Please report every line in the material below where the word "Totale" is found.

## SUPPLIED RECORDS
::::::::
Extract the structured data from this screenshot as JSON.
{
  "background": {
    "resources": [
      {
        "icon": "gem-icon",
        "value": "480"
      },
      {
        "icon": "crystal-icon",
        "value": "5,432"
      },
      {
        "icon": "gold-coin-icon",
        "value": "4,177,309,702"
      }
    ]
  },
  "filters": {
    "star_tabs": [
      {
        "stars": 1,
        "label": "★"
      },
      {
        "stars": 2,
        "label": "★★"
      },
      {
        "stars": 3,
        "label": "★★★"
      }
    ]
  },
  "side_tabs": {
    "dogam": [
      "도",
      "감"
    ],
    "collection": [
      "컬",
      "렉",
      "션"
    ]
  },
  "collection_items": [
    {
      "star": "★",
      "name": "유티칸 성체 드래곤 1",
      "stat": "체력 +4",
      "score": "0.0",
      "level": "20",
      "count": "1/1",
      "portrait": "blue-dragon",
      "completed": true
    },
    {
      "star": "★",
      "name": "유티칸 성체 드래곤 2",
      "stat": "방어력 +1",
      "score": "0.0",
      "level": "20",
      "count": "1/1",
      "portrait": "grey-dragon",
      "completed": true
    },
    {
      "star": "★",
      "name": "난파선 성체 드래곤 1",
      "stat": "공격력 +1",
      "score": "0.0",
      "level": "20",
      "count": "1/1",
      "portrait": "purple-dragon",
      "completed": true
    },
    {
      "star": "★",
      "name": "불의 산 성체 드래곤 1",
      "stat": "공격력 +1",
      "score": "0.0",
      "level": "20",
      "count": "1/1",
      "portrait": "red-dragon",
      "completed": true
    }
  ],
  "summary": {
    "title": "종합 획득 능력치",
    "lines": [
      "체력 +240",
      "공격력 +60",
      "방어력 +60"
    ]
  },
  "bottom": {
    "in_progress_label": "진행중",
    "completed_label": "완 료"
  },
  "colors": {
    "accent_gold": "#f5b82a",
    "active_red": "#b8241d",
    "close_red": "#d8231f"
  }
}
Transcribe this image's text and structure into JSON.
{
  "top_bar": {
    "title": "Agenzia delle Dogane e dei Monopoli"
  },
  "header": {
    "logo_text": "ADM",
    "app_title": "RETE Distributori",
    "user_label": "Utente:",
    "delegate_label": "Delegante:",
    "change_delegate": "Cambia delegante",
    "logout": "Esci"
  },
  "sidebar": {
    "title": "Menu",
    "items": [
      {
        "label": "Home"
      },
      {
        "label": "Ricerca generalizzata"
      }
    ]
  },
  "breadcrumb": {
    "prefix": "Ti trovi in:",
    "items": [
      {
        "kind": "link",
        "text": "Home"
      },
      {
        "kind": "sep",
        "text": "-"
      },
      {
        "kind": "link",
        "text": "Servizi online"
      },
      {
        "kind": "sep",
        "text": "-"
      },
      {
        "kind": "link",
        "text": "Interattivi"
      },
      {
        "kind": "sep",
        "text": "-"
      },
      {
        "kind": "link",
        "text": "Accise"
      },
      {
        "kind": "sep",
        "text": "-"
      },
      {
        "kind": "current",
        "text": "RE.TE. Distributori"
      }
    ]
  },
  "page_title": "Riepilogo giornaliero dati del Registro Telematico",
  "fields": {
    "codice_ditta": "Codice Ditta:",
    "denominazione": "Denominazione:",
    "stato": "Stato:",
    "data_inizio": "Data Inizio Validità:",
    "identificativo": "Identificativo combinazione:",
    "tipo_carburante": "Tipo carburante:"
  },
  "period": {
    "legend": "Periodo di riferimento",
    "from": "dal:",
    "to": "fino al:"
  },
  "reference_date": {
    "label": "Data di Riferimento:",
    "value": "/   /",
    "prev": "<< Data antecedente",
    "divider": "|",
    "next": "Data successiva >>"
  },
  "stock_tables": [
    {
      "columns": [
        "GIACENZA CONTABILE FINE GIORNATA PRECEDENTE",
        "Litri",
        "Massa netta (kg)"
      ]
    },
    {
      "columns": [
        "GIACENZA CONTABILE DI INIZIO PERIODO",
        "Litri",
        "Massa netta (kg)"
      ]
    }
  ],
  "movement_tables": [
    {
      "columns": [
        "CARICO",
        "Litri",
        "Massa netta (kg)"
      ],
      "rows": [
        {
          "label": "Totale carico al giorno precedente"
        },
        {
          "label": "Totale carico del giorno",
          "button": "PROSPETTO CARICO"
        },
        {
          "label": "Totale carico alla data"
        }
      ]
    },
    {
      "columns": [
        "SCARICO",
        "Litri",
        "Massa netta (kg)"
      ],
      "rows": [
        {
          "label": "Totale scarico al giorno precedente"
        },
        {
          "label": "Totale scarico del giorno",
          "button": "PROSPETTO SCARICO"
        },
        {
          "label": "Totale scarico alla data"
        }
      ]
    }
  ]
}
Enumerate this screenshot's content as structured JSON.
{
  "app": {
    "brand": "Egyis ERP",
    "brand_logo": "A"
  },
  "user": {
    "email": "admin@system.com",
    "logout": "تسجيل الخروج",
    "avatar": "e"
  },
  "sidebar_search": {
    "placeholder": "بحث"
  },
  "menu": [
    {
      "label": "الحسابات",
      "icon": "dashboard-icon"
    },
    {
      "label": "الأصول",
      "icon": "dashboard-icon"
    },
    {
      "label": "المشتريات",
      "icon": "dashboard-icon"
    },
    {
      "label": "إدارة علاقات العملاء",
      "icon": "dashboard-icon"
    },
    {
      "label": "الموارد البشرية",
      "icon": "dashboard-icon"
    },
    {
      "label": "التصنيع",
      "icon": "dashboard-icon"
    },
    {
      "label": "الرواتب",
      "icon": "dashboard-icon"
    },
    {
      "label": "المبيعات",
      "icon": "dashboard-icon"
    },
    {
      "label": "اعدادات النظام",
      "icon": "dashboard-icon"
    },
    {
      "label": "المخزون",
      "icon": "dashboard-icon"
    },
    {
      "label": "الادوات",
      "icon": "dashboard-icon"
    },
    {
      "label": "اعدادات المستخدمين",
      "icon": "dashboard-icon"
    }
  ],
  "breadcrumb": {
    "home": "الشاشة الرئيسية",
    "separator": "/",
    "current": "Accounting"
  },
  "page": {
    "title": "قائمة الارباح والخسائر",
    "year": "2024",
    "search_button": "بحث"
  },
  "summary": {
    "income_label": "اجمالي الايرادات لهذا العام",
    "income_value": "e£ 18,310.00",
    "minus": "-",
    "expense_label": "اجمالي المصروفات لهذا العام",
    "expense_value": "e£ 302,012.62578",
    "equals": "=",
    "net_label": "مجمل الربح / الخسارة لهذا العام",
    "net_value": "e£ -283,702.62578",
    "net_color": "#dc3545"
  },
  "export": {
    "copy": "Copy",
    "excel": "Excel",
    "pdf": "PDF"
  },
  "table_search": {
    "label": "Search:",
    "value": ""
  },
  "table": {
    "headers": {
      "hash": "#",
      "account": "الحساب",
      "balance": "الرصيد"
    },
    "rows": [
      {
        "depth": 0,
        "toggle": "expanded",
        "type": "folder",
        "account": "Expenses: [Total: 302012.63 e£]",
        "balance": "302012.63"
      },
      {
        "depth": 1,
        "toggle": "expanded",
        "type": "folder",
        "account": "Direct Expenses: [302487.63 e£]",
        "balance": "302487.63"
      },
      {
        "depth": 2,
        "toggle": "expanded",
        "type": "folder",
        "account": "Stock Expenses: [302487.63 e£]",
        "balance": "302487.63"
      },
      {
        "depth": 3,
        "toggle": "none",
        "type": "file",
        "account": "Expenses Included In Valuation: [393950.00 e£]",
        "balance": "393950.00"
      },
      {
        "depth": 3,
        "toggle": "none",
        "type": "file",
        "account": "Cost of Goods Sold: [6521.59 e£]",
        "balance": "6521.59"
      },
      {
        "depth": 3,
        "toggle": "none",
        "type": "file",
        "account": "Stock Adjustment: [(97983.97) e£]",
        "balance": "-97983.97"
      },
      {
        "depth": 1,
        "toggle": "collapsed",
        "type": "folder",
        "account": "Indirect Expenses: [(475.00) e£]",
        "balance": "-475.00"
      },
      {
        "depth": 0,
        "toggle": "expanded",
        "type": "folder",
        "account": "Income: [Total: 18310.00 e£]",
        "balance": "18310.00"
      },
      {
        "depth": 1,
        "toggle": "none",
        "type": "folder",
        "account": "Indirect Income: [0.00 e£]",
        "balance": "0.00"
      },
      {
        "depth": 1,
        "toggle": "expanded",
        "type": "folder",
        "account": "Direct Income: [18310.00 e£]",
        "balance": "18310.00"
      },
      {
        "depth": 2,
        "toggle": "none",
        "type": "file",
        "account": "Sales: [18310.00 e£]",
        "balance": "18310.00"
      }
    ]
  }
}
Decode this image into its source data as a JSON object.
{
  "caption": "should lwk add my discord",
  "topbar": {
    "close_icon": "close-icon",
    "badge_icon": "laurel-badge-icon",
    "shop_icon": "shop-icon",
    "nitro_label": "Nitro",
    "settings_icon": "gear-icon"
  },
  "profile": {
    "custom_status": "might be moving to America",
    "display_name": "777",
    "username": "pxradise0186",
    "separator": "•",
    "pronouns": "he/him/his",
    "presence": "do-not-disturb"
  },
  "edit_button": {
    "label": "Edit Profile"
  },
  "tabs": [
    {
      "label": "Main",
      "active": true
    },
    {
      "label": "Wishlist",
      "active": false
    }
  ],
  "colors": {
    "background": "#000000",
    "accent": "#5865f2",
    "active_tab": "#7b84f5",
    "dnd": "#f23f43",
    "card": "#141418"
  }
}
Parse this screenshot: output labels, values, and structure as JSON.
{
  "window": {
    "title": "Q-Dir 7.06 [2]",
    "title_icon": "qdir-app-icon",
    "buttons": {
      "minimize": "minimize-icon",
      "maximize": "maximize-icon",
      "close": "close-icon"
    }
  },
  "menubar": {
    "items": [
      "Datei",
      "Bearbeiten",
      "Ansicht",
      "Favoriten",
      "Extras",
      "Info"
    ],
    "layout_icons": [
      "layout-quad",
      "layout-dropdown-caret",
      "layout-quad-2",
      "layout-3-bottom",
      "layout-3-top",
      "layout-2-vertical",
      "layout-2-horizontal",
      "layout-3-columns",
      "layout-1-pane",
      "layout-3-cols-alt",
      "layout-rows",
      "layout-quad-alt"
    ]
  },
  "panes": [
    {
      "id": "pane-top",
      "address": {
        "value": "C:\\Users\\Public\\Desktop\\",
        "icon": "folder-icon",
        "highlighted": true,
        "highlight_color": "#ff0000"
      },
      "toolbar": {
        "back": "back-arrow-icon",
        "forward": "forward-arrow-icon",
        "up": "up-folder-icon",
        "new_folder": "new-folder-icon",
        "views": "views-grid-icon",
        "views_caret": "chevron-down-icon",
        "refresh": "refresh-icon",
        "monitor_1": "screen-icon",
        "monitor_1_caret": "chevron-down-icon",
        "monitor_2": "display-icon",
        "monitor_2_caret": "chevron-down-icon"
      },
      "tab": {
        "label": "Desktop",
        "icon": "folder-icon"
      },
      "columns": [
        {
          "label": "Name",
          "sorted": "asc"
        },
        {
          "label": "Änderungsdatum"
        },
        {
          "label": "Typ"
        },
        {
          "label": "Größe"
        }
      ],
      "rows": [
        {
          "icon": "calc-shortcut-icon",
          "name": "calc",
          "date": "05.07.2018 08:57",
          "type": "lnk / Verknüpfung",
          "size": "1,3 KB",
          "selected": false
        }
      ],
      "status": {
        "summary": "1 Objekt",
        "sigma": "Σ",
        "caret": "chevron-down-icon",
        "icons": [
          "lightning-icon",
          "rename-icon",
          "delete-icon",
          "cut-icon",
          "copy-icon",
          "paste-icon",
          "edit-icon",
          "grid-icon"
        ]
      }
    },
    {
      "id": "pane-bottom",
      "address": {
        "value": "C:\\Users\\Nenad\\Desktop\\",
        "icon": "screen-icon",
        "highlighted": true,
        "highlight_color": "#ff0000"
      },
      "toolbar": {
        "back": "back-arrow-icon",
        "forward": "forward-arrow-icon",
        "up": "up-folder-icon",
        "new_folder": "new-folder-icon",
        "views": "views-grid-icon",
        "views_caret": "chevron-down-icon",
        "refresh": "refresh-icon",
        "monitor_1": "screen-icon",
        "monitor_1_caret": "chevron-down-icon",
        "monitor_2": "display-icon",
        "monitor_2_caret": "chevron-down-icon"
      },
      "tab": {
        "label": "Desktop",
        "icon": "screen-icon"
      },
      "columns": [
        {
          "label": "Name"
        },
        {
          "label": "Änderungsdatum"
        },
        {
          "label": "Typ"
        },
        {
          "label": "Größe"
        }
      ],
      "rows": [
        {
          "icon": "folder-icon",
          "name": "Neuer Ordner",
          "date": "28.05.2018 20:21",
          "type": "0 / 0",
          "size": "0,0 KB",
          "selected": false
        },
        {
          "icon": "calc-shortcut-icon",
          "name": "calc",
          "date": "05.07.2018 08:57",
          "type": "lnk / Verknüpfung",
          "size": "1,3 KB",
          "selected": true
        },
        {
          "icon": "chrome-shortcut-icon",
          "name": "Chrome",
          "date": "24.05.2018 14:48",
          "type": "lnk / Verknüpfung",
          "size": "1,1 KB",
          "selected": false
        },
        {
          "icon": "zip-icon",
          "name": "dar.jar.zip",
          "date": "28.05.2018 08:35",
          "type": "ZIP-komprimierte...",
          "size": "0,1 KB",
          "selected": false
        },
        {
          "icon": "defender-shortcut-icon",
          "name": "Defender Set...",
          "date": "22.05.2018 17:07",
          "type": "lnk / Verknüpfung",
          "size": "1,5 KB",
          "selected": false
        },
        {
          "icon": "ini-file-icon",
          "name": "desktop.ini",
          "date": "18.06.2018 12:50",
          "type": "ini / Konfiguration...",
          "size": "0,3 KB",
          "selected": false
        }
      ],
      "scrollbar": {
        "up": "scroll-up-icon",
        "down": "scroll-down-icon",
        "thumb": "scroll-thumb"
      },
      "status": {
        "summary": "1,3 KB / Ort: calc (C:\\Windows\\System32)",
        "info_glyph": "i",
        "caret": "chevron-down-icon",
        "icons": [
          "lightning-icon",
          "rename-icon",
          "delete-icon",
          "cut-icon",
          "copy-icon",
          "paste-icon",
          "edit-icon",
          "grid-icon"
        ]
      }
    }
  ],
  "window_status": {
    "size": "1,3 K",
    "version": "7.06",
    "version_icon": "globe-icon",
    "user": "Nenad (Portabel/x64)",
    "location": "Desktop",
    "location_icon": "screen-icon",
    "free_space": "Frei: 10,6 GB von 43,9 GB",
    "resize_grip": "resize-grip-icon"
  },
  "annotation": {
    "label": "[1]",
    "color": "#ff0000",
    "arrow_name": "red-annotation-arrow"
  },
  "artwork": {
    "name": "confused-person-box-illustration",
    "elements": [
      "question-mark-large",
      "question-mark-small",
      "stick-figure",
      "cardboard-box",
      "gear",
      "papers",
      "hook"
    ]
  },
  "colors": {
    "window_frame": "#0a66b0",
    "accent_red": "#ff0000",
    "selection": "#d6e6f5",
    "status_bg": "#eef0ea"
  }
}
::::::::
## ANSWER SECTION
          "label": "Totale carico al giorno precedente"
          "label": "Totale carico del giorno",
          "label": "Totale carico alla data"
          "label": "Totale scarico al giorno precedente"
          "label": "Totale scarico del giorno",
          "label": "Totale scarico alla data"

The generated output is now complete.